In Leduc, you can find Vestibular Rehabilitation Therapy, a specialized form of physical therapy addressing vestibular system disorders and dysfunctions. This system, involving inner ear structures and neural pathways, affects balance and spatial orientation. Impairment can cause dizziness, vertigo, imbalance, and coordination issues. Vestibular rehabilitation in Leduc aims to alleviate these symptoms and restore optimal function.
The 4 Components of Vestibular Rehabilitation:
Vestibular rehabilitation typically involves a comprehensive treatment approach that addresses the specific needs and goals of the individual. The following four components are basically incorporated into vestibular rehabilitation programs:
Assessment and Diagnosis:
The first step in vestibular rehabilitation is a thorough assessment to determine the nature and extent of the vestibular dysfunction. This may involve a detailed medical history review, physical examination and specialized tests such as the Dix-Hallpike maneuver, videonystagmography (VNG), or electronystagmography (ENG). These assessments help identify the underlying cause of the vestibular problem and guide the development of an appropriate treatment plan.
Canalith Repositioning Maneuvers:
Physicians employ Canalith repositioning maneuvers like the Epley and Semont techniques to address benign paroxysmal positional vertigo (BPPV), a prevalent vestibular condition marked by momentary bouts of vertigo provoked by specific head motions. These maneuvers involve a series of head and body positions that aim to reposition displaced calcium crystals (otoconia) within the inner ear’s semicircular canals. Restoring the normal positioning of these crystals can alleviate symptoms of vertigo and dizziness.
Habituation exercises are an integral part of vestibular rehabilitation, particularly for individuals with conditions such as unilateral vestibular hypofunction or vestibular migraine. These exercises involve repetitive and controlled exposure to movements or visual stimuli that provoke dizziness or imbalance. Over time, the brain adapts and habituates to these stimuli, reducing the intensity and frequency of symptoms. Habituation exercises aim to improve the brain’s tolerance to vestibular signals and enhance overall balance and stability.
Balance and Gait Training:
Balance and gait training focus on improving postural stability, coordination and walking ability. These exercises are designed to challenge the balance system and enhance proprioception (awareness of body position) and vestibular-ocular reflexes. Balance training exercises may include standing on unstable surfaces, performing weight shifting activities or practicing specific balance tasks. Gait training involves exercises to improve the quality of walking, including stride length, step symmetry, and coordination between the limbs. By strengthening the balance and gait mechanisms individuals can regain confidence and reduce the risk of falls associated with vestibular dysfunction.

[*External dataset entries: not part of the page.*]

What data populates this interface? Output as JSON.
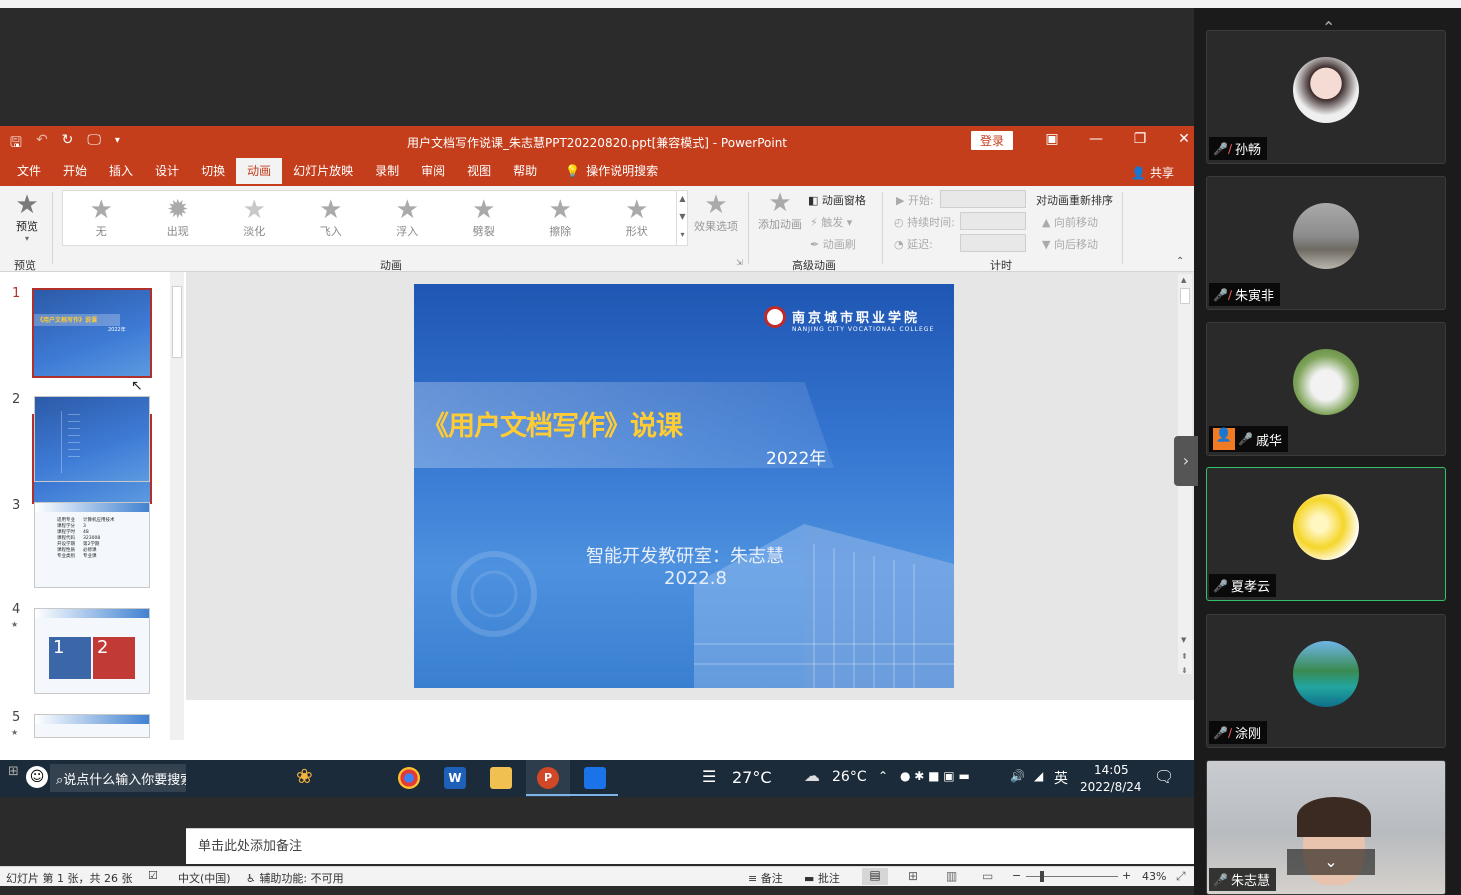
{
  "window": {
    "title": "用户文档写作说课_朱志慧PPT20220820.ppt[兼容模式]  -  PowerPoint",
    "login": "登录"
  },
  "tabs": [
    "文件",
    "开始",
    "插入",
    "设计",
    "切换",
    "动画",
    "幻灯片放映",
    "录制",
    "审阅",
    "视图",
    "帮助"
  ],
  "active_tab": "动画",
  "tell_me": "操作说明搜索",
  "share": "共享",
  "ribbon": {
    "preview": {
      "label": "预览",
      "group": "预览"
    },
    "animations": [
      "无",
      "出现",
      "淡化",
      "飞入",
      "浮入",
      "劈裂",
      "擦除",
      "形状"
    ],
    "effect_options": "效果选项",
    "group_animation": "动画",
    "add_animation": "添加动画",
    "animation_pane": "动画窗格",
    "trigger": "触发",
    "painter": "动画刷",
    "group_advanced": "高级动画",
    "start": "开始:",
    "duration": "持续时间:",
    "delay": "延迟:",
    "reorder": "对动画重新排序",
    "move_earlier": "向前移动",
    "move_later": "向后移动",
    "group_timing": "计时"
  },
  "thumbnails": [
    {
      "num": "1",
      "title": "《用户文档写作》说课",
      "sub": "2022年"
    },
    {
      "num": "2"
    },
    {
      "num": "3",
      "rows": [
        [
          "适用专业",
          "计算机应用技术"
        ],
        [
          "课程学分",
          "3"
        ],
        [
          "课程学时",
          "48"
        ],
        [
          "课程代码",
          "323008"
        ],
        [
          "开设学期",
          "第2学期"
        ],
        [
          "课程性质",
          "必修课"
        ],
        [
          "专业类别",
          "专业课"
        ]
      ]
    },
    {
      "num": "4",
      "boxes": [
        "1",
        "2"
      ]
    },
    {
      "num": "5"
    }
  ],
  "slide": {
    "logo_cn": "南京城市职业学院",
    "logo_en": "NANJING CITY VOCATIONAL COLLEGE",
    "title": "《用户文档写作》说课",
    "year": "2022年",
    "author": "智能开发教研室：朱志慧",
    "date": "2022.8"
  },
  "notes": "单击此处添加备注",
  "status": {
    "slide_info": "幻灯片 第 1 张，共 26 张",
    "language": "中文(中国)",
    "accessibility": "辅助功能: 不可用",
    "notes_btn": "备注",
    "comments_btn": "批注",
    "zoom": "43%"
  },
  "taskbar": {
    "search": "说点什么输入你要搜索的内容",
    "weather1": "27°C",
    "weather2": "26°C",
    "ime": "英",
    "time": "14:05",
    "date": "2022/8/24"
  },
  "participants": [
    {
      "name": "孙畅",
      "muted": true
    },
    {
      "name": "朱寅非",
      "muted": true
    },
    {
      "name": "戚华",
      "muted": false
    },
    {
      "name": "夏孝云",
      "muted": false
    },
    {
      "name": "涂刚",
      "muted": true
    },
    {
      "name": "朱志慧",
      "muted": false
    }
  ],
  "colors": {
    "ppt_accent": "#c43e1c",
    "speaking": "#35c06a"
  }
}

Vestibular Rehabilitation – Treatment for Dizziness and Imbalance:
Vestibular rehabilitation is a highly effective treatment approach for various vestibular disorders and associated symptoms. It is beneficial for individuals experiencing dizziness, vertigo, imbalance and unsteadiness resulting from conditions such as:
- Benign Paroxysmal Positional Vertigo (BPPV): BPPV is characterized by brief episodes of vertigo triggered by specific head movements. Canalith repositioning maneuvers are highly successful in resolving BPPV symptoms by repositioning displaced otoconia within the inner ear’s semicircular canals.
- Unilateral Vestibular Hypofunction (UVH): UVH occurs when there is a reduction or loss of vestibular function in one ear. Vestibular rehabilitation focuses on enhancing compensation mechanisms and improving balance and coordination.
- Vestibular Migraine: Vestibular migraine is a type of migraine headache that involves dizziness, vertigo and imbalance. Habituation exercises and lifestyle modifications can help manage symptoms and reduce the frequency and severity of vestibular migraine episodes.
- Meniere’s Disease: Meniere’s disease involves recurrent vertigo episodes, hearing loss, tinnitus (ear ringing), and a sensation of fullness in the affected ear. Vestibular rehabilitation can help individuals cope with symptoms during and between episodes and improve overall balance and functioning.
Vestibular Rehabilitation Therapy in Leduc is a specialized form of physical therapy offering relief from dizziness, vertigo, imbalance, and related symptoms. Tailored treatment includes assessment, canalith repositioning maneuvers, habituation exercises, and balance training. This comprehensive approach enhances quality of life for those with vestibular disorders. If you’re dealing with such symptoms, consult a qualified healthcare professional for improved balance and stability through Vestibular Rehabilitation Therapy in Leduc.